#### Task requirements:
Repeat the records below exactly. Omit the pictures.

Extracted entries Block Start

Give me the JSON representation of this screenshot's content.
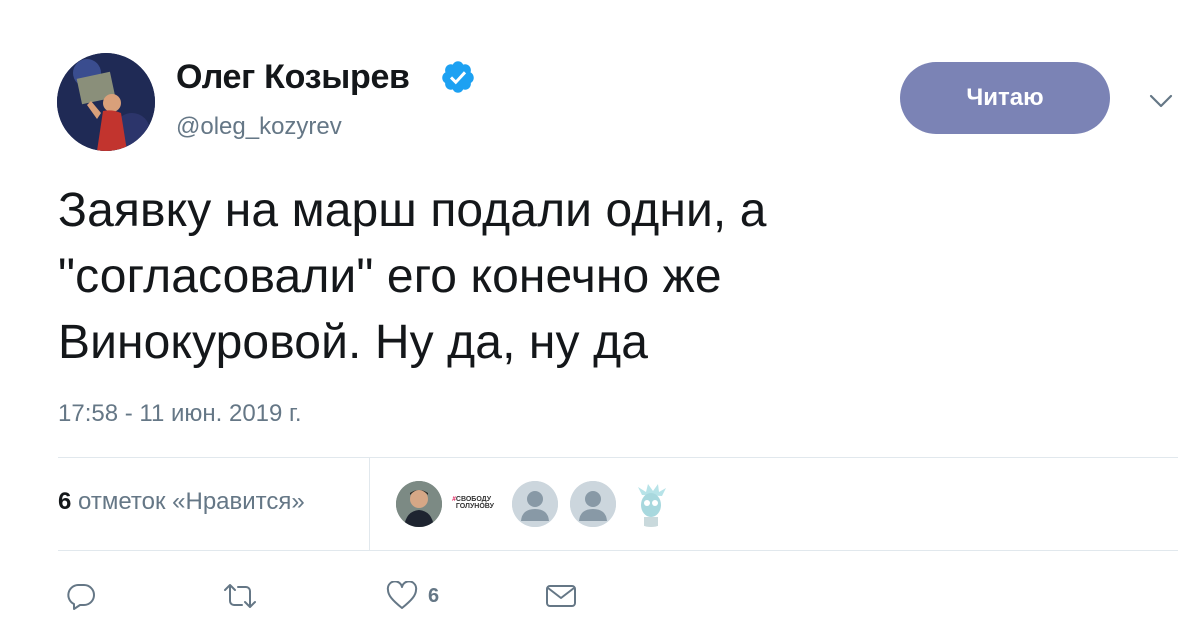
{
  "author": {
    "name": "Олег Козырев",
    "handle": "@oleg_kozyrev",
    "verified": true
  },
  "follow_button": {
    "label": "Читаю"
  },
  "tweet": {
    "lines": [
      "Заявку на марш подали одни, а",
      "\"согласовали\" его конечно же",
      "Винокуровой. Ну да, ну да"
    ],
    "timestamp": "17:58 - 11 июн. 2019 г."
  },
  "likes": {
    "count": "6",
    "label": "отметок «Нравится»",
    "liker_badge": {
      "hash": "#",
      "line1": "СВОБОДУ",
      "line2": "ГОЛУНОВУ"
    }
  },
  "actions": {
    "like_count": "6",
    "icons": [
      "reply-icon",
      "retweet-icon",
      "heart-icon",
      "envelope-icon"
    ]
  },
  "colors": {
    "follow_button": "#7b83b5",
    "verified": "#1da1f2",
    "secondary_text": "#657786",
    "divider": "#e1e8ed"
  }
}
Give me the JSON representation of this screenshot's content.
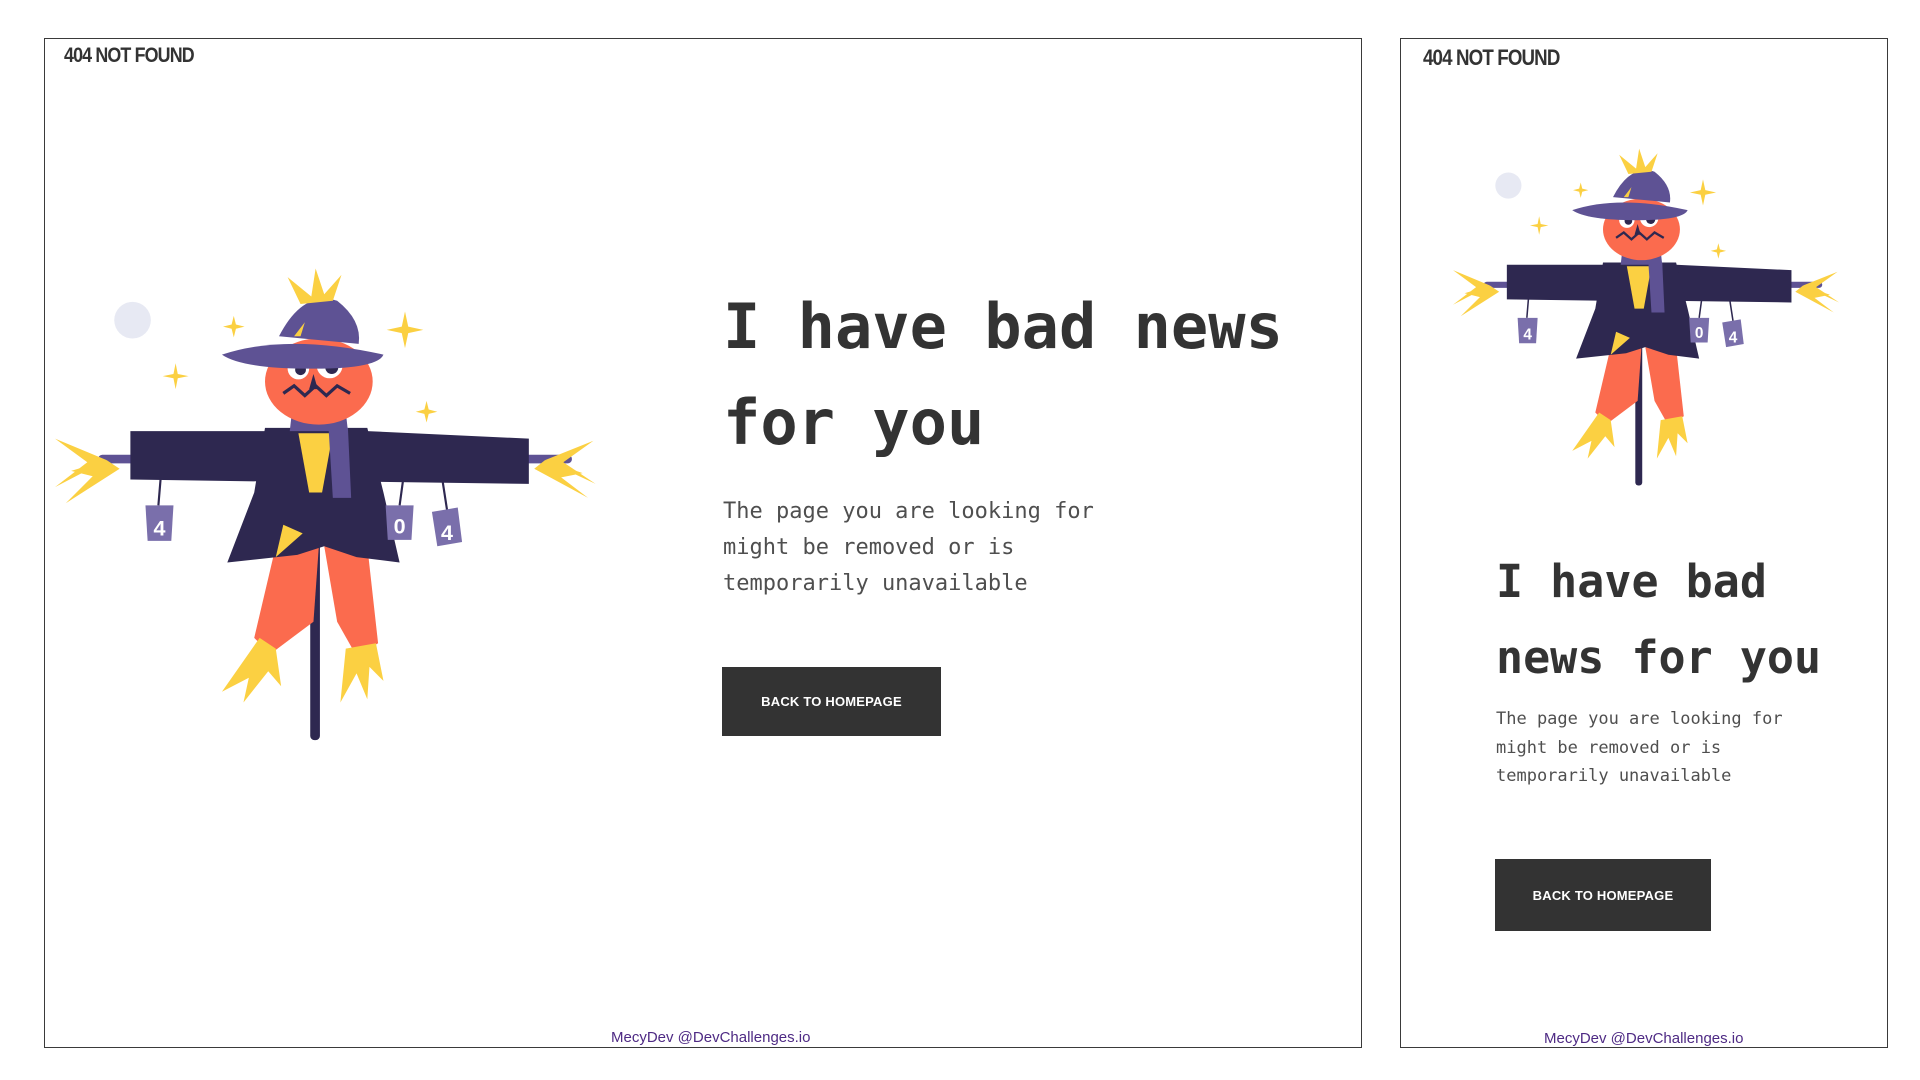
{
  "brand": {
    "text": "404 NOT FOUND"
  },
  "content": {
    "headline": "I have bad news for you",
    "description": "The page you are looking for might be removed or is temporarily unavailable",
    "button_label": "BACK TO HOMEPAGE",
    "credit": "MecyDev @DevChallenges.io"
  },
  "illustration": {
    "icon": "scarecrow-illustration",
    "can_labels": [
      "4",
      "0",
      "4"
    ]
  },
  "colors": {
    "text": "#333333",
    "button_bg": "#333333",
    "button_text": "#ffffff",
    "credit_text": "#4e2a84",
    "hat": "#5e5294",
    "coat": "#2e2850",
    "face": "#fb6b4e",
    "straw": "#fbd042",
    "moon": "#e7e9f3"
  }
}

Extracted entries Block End

#### Your solution:
Give me the JSON representation of this screenshot's content.
{
  "author": {
    "name": "Олег Козырев",
    "handle": "@oleg_kozyrev",
    "verified": true
  },
  "follow_button": {
    "label": "Читаю"
  },
  "tweet": {
    "lines": [
      "Заявку на марш подали одни, а",
      "\"согласовали\" его конечно же",
      "Винокуровой. Ну да, ну да"
    ],
    "timestamp": "17:58 - 11 июн. 2019 г."
  },
  "likes": {
    "count": "6",
    "label": "отметок «Нравится»",
    "liker_badge": {
      "hash": "#",
      "line1": "СВОБОДУ",
      "line2": "ГОЛУНОВУ"
    }
  },
  "actions": {
    "like_count": "6",
    "icons": [
      "reply-icon",
      "retweet-icon",
      "heart-icon",
      "envelope-icon"
    ]
  },
  "colors": {
    "follow_button": "#7b83b5",
    "verified": "#1da1f2",
    "secondary_text": "#657786",
    "divider": "#e1e8ed"
  }
}
Give me the JSON representation of this screenshot's content.
{
  "brand": {
    "text": "404 NOT FOUND"
  },
  "content": {
    "headline": "I have bad news for you",
    "description": "The page you are looking for might be removed or is temporarily unavailable",
    "button_label": "BACK TO HOMEPAGE",
    "credit": "MecyDev @DevChallenges.io"
  },
  "illustration": {
    "icon": "scarecrow-illustration",
    "can_labels": [
      "4",
      "0",
      "4"
    ]
  },
  "colors": {
    "text": "#333333",
    "button_bg": "#333333",
    "button_text": "#ffffff",
    "credit_text": "#4e2a84",
    "hat": "#5e5294",
    "coat": "#2e2850",
    "face": "#fb6b4e",
    "straw": "#fbd042",
    "moon": "#e7e9f3"
  }
}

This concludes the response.